On the eve of holiday, I take temporary leave of my blog with: Albert Einstein, whose quote can be found on countless websites: «Not everything that can be counted counts and not everything that counts can be counted».
Alan Bennett, whose quote – from Going to the pictures (pp. 475-476 of Untold stories) – refers to the National Gallery in London, but if you replace ‘Gallery’ with such words as ‘library’, ‘university’, ‘school’ or any other educational, cultural or even health care institution you can think of, you will see that the sentence still largely makes sense… Einstein notwithstanding.😦
«… like most public institutions today the Gallery is required not merely to do its job but also to prove that it is doing its job. It is an exercise that is at the same time self-defeating and self-fulfilling. The current orthodoxy assumes that public servants will only do their job as well as they can if they are required to prove that they are doing their job as well as they can.
But this proving takes time, and the time spent preparing annual reports and corporate plans showing one is doing the job is taken out of the time one would otherwise spend doing it… thus ensuring that the institution is indeed less efficient than would otherwise be the case. Which is the point the Treasury is trying to prove in the first place.

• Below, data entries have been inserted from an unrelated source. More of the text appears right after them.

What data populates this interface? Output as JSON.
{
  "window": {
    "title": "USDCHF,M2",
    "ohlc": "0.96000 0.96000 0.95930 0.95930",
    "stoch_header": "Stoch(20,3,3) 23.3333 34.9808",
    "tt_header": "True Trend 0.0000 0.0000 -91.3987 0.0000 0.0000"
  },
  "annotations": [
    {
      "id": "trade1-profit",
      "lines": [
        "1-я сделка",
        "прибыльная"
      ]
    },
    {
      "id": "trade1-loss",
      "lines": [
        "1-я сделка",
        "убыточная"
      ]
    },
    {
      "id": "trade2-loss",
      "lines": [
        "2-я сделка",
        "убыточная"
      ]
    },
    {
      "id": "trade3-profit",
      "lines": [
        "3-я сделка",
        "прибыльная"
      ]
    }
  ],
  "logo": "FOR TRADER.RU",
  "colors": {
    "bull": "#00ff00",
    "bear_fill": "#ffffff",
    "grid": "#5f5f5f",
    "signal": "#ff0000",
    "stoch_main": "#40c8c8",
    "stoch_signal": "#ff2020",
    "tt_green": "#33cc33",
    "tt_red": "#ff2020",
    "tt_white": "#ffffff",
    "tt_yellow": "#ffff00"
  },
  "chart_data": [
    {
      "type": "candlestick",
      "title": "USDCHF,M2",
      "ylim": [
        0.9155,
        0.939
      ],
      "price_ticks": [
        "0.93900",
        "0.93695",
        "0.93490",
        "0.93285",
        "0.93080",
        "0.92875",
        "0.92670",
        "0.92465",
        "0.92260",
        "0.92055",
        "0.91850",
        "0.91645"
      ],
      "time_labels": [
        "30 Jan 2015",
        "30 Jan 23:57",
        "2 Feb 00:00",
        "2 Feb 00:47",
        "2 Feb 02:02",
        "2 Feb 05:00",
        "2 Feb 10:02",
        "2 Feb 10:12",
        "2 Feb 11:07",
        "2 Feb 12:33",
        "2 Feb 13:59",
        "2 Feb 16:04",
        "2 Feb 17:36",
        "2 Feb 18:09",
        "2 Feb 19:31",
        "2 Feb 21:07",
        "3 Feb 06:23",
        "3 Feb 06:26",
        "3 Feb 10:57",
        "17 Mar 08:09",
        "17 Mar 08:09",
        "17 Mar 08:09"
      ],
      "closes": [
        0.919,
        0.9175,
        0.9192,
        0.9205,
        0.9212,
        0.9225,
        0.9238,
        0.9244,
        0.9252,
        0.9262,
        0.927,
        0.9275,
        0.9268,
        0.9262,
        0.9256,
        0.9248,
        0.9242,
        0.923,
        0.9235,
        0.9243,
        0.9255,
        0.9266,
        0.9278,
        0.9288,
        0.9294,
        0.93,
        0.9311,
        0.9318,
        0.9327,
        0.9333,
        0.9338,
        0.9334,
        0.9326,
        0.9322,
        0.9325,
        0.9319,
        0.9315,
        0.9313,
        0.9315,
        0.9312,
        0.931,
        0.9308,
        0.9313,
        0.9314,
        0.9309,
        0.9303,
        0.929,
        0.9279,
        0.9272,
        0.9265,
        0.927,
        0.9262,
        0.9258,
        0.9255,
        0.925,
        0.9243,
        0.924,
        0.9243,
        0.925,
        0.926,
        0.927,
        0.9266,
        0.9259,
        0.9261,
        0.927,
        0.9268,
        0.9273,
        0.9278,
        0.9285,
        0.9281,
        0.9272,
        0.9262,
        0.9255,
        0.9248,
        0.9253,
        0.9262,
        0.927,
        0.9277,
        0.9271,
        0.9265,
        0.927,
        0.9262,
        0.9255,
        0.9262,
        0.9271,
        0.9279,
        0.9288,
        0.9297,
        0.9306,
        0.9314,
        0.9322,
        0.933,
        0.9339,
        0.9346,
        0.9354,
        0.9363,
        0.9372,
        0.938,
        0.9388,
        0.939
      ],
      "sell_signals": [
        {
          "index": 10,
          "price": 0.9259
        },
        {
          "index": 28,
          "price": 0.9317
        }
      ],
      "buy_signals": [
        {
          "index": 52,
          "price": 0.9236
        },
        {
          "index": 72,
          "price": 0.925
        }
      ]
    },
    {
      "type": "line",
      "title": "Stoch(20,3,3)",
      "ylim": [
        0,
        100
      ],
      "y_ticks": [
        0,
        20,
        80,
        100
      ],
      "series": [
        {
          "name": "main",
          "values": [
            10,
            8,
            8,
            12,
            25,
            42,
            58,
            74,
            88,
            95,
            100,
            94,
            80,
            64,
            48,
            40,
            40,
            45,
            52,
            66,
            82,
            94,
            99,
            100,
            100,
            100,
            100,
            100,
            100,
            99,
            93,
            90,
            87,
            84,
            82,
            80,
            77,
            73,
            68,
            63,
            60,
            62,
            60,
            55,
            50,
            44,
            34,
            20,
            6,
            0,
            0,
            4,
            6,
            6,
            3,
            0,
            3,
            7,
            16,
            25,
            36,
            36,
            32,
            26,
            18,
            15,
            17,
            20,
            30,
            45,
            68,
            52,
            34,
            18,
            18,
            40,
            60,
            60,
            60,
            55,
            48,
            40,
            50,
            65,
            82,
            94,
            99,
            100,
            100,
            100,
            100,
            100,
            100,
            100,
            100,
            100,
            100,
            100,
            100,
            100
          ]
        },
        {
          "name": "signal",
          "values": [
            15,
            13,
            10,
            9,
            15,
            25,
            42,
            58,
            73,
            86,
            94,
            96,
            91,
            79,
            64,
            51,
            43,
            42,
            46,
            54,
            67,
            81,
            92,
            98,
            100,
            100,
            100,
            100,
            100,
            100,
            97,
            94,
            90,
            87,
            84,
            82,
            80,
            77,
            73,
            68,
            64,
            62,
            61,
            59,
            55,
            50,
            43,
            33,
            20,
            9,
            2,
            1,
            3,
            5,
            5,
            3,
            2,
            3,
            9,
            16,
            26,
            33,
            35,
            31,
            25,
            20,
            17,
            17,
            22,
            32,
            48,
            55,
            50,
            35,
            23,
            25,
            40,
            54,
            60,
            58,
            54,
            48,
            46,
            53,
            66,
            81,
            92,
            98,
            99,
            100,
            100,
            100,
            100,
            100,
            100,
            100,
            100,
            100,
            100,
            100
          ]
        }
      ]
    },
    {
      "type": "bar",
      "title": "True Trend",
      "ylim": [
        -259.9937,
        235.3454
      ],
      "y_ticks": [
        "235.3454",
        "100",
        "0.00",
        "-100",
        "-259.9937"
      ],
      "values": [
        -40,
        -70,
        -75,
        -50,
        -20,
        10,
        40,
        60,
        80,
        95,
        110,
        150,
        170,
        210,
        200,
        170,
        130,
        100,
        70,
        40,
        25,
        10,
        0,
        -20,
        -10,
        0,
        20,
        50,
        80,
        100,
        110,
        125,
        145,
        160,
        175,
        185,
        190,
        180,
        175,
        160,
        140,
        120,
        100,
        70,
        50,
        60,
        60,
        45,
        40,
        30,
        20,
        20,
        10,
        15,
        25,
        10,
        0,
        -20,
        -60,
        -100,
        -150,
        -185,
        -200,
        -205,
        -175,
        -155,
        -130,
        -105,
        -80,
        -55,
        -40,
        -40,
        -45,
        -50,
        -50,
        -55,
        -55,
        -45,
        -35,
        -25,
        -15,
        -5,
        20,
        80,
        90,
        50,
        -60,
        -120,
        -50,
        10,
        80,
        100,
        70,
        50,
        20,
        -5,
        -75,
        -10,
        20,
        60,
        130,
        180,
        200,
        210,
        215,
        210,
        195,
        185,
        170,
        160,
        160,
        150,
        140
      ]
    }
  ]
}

And every public institution now is involved in this futile time-wasting merry-go-round. Necessary to this merry-go-round is another misapprehension, namely that everything is quantifiable, that what visitors to the Gallery come away with can be assessed by means of questionnaires and so on. Well, maybe 20 per cent of it can, and maybe 20 per cent of all these efficiency-inducing exercises are worthwhile, or worth the hours and hours of time and form-filling they take up. And yes, one can gauge from a questionnaire how quick the service is in the café or how clean the lavatories are, but it cannot be said too often that the heart of what goes on here, the experience of someone in front of a painting, cannot be assessed and remains a mystery even, very often, to them».